But then, in a seemingly fatal blow to the private claims, the U.S. Judicial Panel on Multidistrict Litigation ruled in favor of the banks, sending the case right back into the courtroom of the same judge who'd dumped on the plaintiffs' lawyers and their "whopping fees."
Posted by Segami | Wed Nov 6, 2013, 01:42 PM (21 replies)
By now you’ve probably heard horror stories about how the Affordable Care Act (ACA), otherwise known as Obamacare, has forced so many people to lose their insurance policies. You’ve heard that affordable health insurance policies are being canceled and replaced with policies that are far more expensive than the canceled policies.
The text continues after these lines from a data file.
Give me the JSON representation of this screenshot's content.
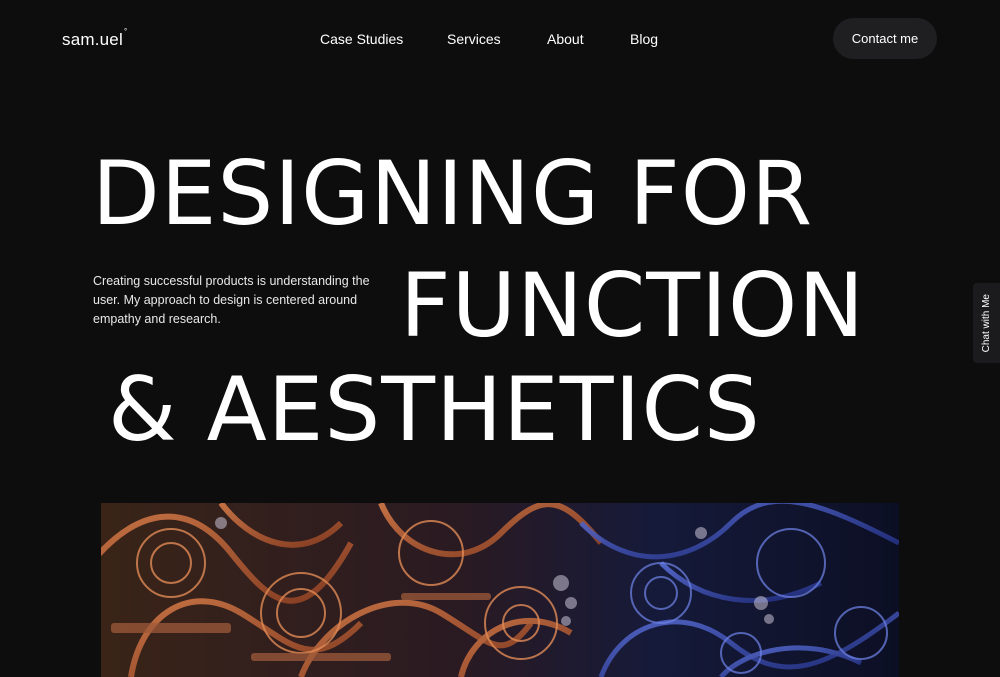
{
  "brand": {
    "name": "sam.uel",
    "mark": "°"
  },
  "nav": {
    "items": [
      {
        "label": "Case Studies"
      },
      {
        "label": "Services"
      },
      {
        "label": "About"
      },
      {
        "label": "Blog"
      }
    ]
  },
  "contact_button": {
    "label": "Contact me"
  },
  "hero": {
    "line1": "DESIGNING FOR",
    "line2": "FUNCTION",
    "line3": "& AESTHETICS",
    "tagline": "Creating successful products is understanding the user. My approach to design is centered around empathy and research."
  },
  "chat_tab": {
    "label": "Chat with Me"
  },
  "colors": {
    "background": "#0d0d0d",
    "button_bg": "#1f1f22",
    "text": "#ffffff",
    "art_orange": "#c0643a",
    "art_blue": "#2c3f9e"
  }
}
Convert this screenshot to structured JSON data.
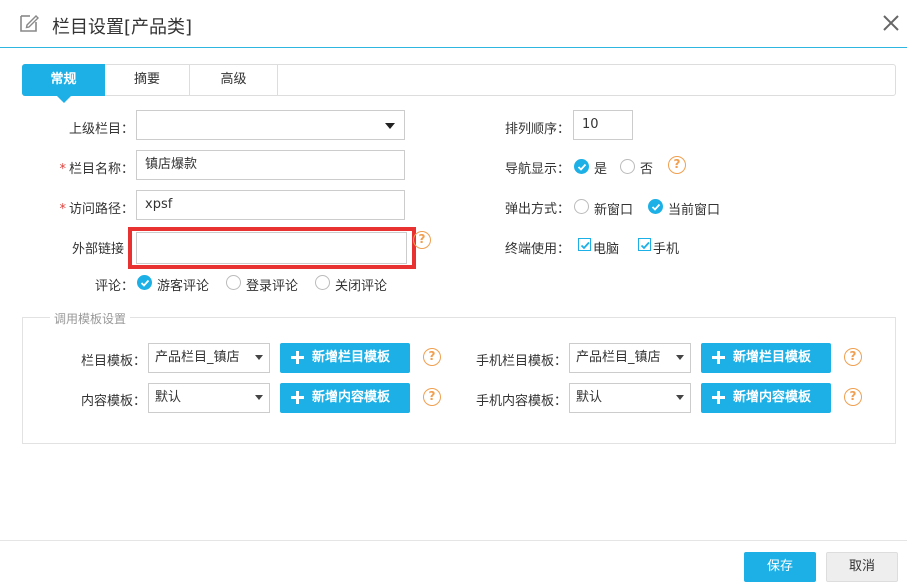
{
  "dialog": {
    "title": "栏目设置[产品类]"
  },
  "tabs": [
    {
      "label": "常规"
    },
    {
      "label": "摘要"
    },
    {
      "label": "高级"
    }
  ],
  "form": {
    "parent_label": "上级栏目：",
    "parent_value": "",
    "name_label": "栏目名称：",
    "name_value": "镇店爆款",
    "path_label": "访问路径：",
    "path_value": "xpsf",
    "external_label": "外部链接",
    "external_value": "",
    "comment_label": "评论：",
    "comment_options": [
      "游客评论",
      "登录评论",
      "关闭评论"
    ],
    "order_label": "排列顺序：",
    "order_value": "10",
    "nav_label": "导航显示：",
    "nav_options": [
      "是",
      "否"
    ],
    "popup_label": "弹出方式：",
    "popup_options": [
      "新窗口",
      "当前窗口"
    ],
    "terminal_label": "终端使用：",
    "terminal_options": [
      "电脑",
      "手机"
    ],
    "required_mark": "*",
    "help_glyph": "?"
  },
  "template": {
    "legend": "调用模板设置",
    "column_label": "栏目模板：",
    "column_value": "产品栏目_镇店",
    "column_add": "新增栏目模板",
    "mobile_column_label": "手机栏目模板：",
    "mobile_column_value": "产品栏目_镇店",
    "mobile_column_add": "新增栏目模板",
    "content_label": "内容模板：",
    "content_value": "默认",
    "content_add": "新增内容模板",
    "mobile_content_label": "手机内容模板：",
    "mobile_content_value": "默认",
    "mobile_content_add": "新增内容模板"
  },
  "footer": {
    "save": "保存",
    "cancel": "取消"
  },
  "colors": {
    "accent": "#1cb0e6",
    "highlight": "#e83232",
    "help": "#f0a050",
    "required": "#e0413c"
  }
}
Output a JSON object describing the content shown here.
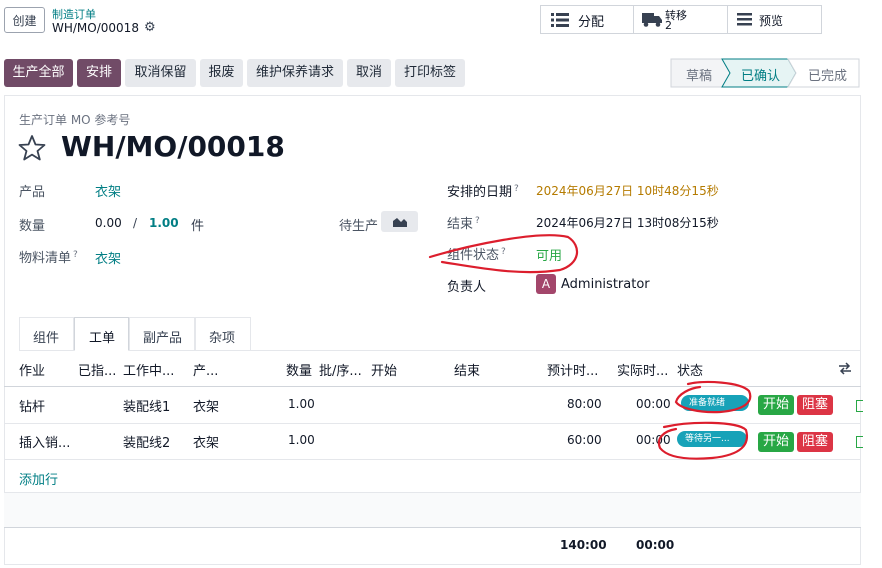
{
  "header": {
    "create_label": "创建",
    "breadcrumb_parent": "制造订单",
    "record_title": "WH/MO/00018"
  },
  "smart_buttons": [
    {
      "label": "分配",
      "icon": "list-icon"
    },
    {
      "label": "转移",
      "count": "2",
      "icon": "truck-icon"
    },
    {
      "label": "预览",
      "icon": "menu-icon"
    }
  ],
  "actions": {
    "produce_all": "生产全部",
    "plan": "安排",
    "unreserve": "取消保留",
    "scrap": "报废",
    "maintenance": "维护保养请求",
    "cancel": "取消",
    "print_labels": "打印标签"
  },
  "statusbar": {
    "draft": "草稿",
    "confirmed": "已确认",
    "done": "已完成"
  },
  "form": {
    "ref_label": "生产订单 MO 参考号",
    "ref_value": "WH/MO/00018",
    "product_label": "产品",
    "product_value": "衣架",
    "qty_label": "数量",
    "qty_produced": "0.00",
    "qty_sep": "/",
    "qty_total": "1.00",
    "qty_uom": "件",
    "to_produce_label": "待生产",
    "bom_label": "物料清单",
    "tip": "?",
    "bom_value": "衣架",
    "scheduled_label": "安排的日期",
    "scheduled_value": "2024年06月27日 10时48分15秒",
    "end_label": "结束",
    "end_value": "2024年06月27日 13时08分15秒",
    "components_label": "组件状态",
    "components_value": "可用",
    "responsible_label": "负责人",
    "responsible_avatar": "A",
    "responsible_value": "Administrator"
  },
  "tabs": [
    "组件",
    "工单",
    "副产品",
    "杂项"
  ],
  "workorders": {
    "headers": [
      "作业",
      "已指...",
      "工作中...",
      "产...",
      "数量",
      "批/序...",
      "开始",
      "结束",
      "预计时...",
      "实际时...",
      "状态"
    ],
    "rows": [
      {
        "operation": "钻杆",
        "workcenter": "装配线1",
        "product": "衣架",
        "qty": "1.00",
        "expected": "80:00",
        "actual": "00:00",
        "status": "准备就绪",
        "start": "开始",
        "block": "阻塞"
      },
      {
        "operation": "插入销...",
        "workcenter": "装配线2",
        "product": "衣架",
        "qty": "1.00",
        "expected": "60:00",
        "actual": "00:00",
        "status": "等待另一...",
        "start": "开始",
        "block": "阻塞"
      }
    ],
    "add_line": "添加行",
    "total_expected": "140:00",
    "total_actual": "00:00"
  },
  "colors": {
    "brand": "#714b67",
    "teal": "#017e84",
    "annotation": "#dc1e2d"
  }
}
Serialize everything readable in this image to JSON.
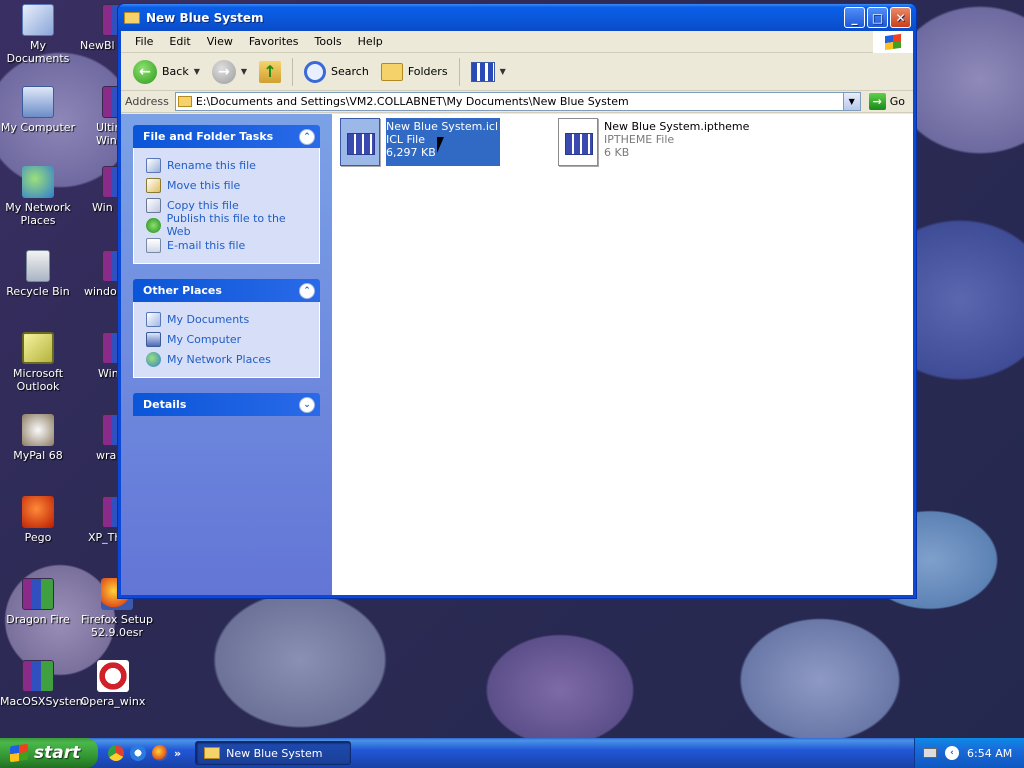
{
  "desktop": {
    "icons": [
      {
        "label": "My Documents"
      },
      {
        "label": "NewBl"
      },
      {
        "label": "My Computer"
      },
      {
        "label": "Ultim Windo"
      },
      {
        "label": "My Network Places"
      },
      {
        "label": "Win"
      },
      {
        "label": "Recycle Bin"
      },
      {
        "label": "window"
      },
      {
        "label": "Microsoft Outlook"
      },
      {
        "label": "Winl"
      },
      {
        "label": "MyPal 68"
      },
      {
        "label": "wra"
      },
      {
        "label": "Pego"
      },
      {
        "label": "XP_Th"
      },
      {
        "label": "Dragon Fire"
      },
      {
        "label": "Firefox Setup 52.9.0esr"
      },
      {
        "label": "MacOSXSystem"
      },
      {
        "label": "Opera_winx"
      }
    ]
  },
  "window": {
    "title": "New Blue System",
    "menu": [
      "File",
      "Edit",
      "View",
      "Favorites",
      "Tools",
      "Help"
    ],
    "toolbar": {
      "back_label": "Back",
      "search_label": "Search",
      "folders_label": "Folders"
    },
    "address": {
      "label": "Address",
      "value": "E:\\Documents and Settings\\VM2.COLLABNET\\My Documents\\New Blue System",
      "go_label": "Go"
    },
    "taskpane": {
      "file_tasks": {
        "title": "File and Folder Tasks",
        "links": [
          "Rename this file",
          "Move this file",
          "Copy this file",
          "Publish this file to the Web",
          "E-mail this file"
        ]
      },
      "other_places": {
        "title": "Other Places",
        "links": [
          "My Documents",
          "My Computer",
          "My Network Places"
        ]
      },
      "details": {
        "title": "Details"
      }
    },
    "files": [
      {
        "name": "New Blue System.icl",
        "type": "ICL File",
        "size": "6,297 KB",
        "selected": true
      },
      {
        "name": "New Blue System.iptheme",
        "type": "IPTHEME File",
        "size": "6 KB",
        "selected": false
      }
    ]
  },
  "taskbar": {
    "start_label": "start",
    "quicklaunch_more": "»",
    "task_label": "New Blue System",
    "clock": "6:54 AM"
  }
}
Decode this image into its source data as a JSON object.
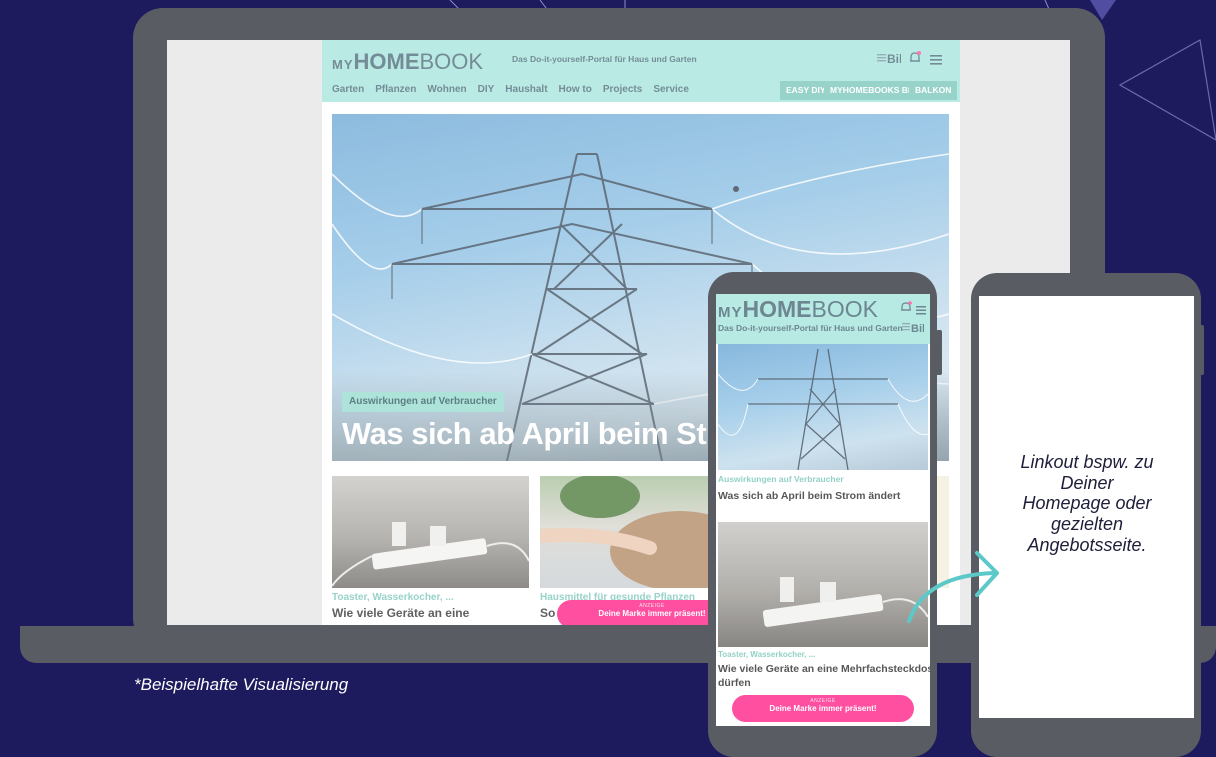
{
  "site": {
    "logo_my": "MY",
    "logo_home": "HOME",
    "logo_book": "BOOK",
    "tagline": "Das Do-it-yourself-Portal für Haus und Garten",
    "nav": [
      "Garten",
      "Pflanzen",
      "Wohnen",
      "DIY",
      "Haushalt",
      "How to",
      "Projects",
      "Service"
    ],
    "pills": [
      "EASY DIY",
      "MYHOMEBOOKS BESTE",
      "BALKON"
    ],
    "hero_tag": "Auswirkungen auf Verbraucher",
    "hero_title": "Was sich ab April beim Strom än",
    "cards": [
      {
        "category": "Toaster, Wasserkocher, ...",
        "title": "Wie viele Geräte an eine"
      },
      {
        "category": "Hausmittel für gesunde Pflanzen",
        "title": "So"
      }
    ],
    "ad_label": "ANZEIGE",
    "ad_text": "Deine Marke immer präsent!"
  },
  "phone": {
    "hero_tag": "Auswirkungen auf Verbraucher",
    "hero_title": "Was sich ab April beim Strom ändert",
    "card_category": "Toaster, Wasserkocher, ...",
    "card_title_1": "Wie viele Geräte an eine Mehrfachsteckdose",
    "card_title_2": "dürfen",
    "ad_label": "ANZEIGE",
    "ad_text": "Deine Marke immer präsent!"
  },
  "linkout": {
    "line1": "Linkout bspw. zu",
    "line2": "Deiner",
    "line3": "Homepage oder",
    "line4": "gezielten",
    "line5": "Angebotsseite."
  },
  "caption": "*Beispielhafte Visualisierung",
  "colors": {
    "background": "#1d1a5e",
    "device": "#5a5c64",
    "header_mint": "#a6e6dd",
    "accent_teal": "#7cc7bb",
    "ad_pink": "#ff4fa0",
    "arrow": "#5cc8c8"
  },
  "icons": [
    "bell-icon",
    "menu-icon",
    "bild-logo",
    "arrow-icon"
  ]
}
But have you heard that across the country, insurance regulators are cracking down on the private insurance companies, because of the scam they are running on their customers? Probably not.
Insurance companies, what’s going on?
What’s going on? Diane Barrette is a good example of what’s going on. Barrette, a 56 year old woman from Florida, who claimed on CBS News that her $54 life insurance policy was going to cost $591 a month because of Obamacare, was a victim of exactly the kind of scam that these state agencies are dealing with. Barrette had received a letter from one of the private insurance companies, Blue Cross Blue Shield of Florida, telling her that her old policy was canceled. The letter went on to say that the company would be replacing it with the new policy, and quoted a price that was ten times the cost of the old policy. CBS highlighted Barrette’s story as if she were the victim of Obamacare. She wasn’t. She was the victim of another private insurance industry scam. If CBS had been doing their job and acting as reporters and not right wing spokespeople, they would have known it, too.
Here’s how this scam works.
How this scam works is that private insurance companies send out letters notifying existing customers that their current policy has been canceled, because of the ACA’s new requirements. They then offer customers a new, ACA compliant policy at far higher rates than what the customer would pay if he went through the ACA marketplace. In most cases the insurance companies do not tell their customers what other options are available or even let them know they have a choice under the new law. Some insurance companies have pressed their customers to sign up for the new policies by a certain date, saying if they don’t, their health coverage will be lost.
Consumer Reports found her a policy for $165.00.
On the program, Barrette tells CBS that she has to hurry and make up her mind by November 1st or she will lose out on her chance to buy in. CBS offered her no explanation of her alternatives, but Consumer Reports examined Barrette’s story shortly after it aired. They easily found her a policy in the Marketplace for $165.00, not the $591 Blue Cross Blue Shield was shamelessly going to charge her. What’s more, Consumer Reports also looked at her old policy, the one she was paying $54 a month for. They determined that it was “junk.” In essence, Barrette had been paying one of these corrupt private insurance companies nearly $650 per year, to have almost no real medical coverage, under her previous Blue Cross Blue Shield policy.
Posted by Segami | Tue Nov 5, 2013, 11:02 AM (4 replies)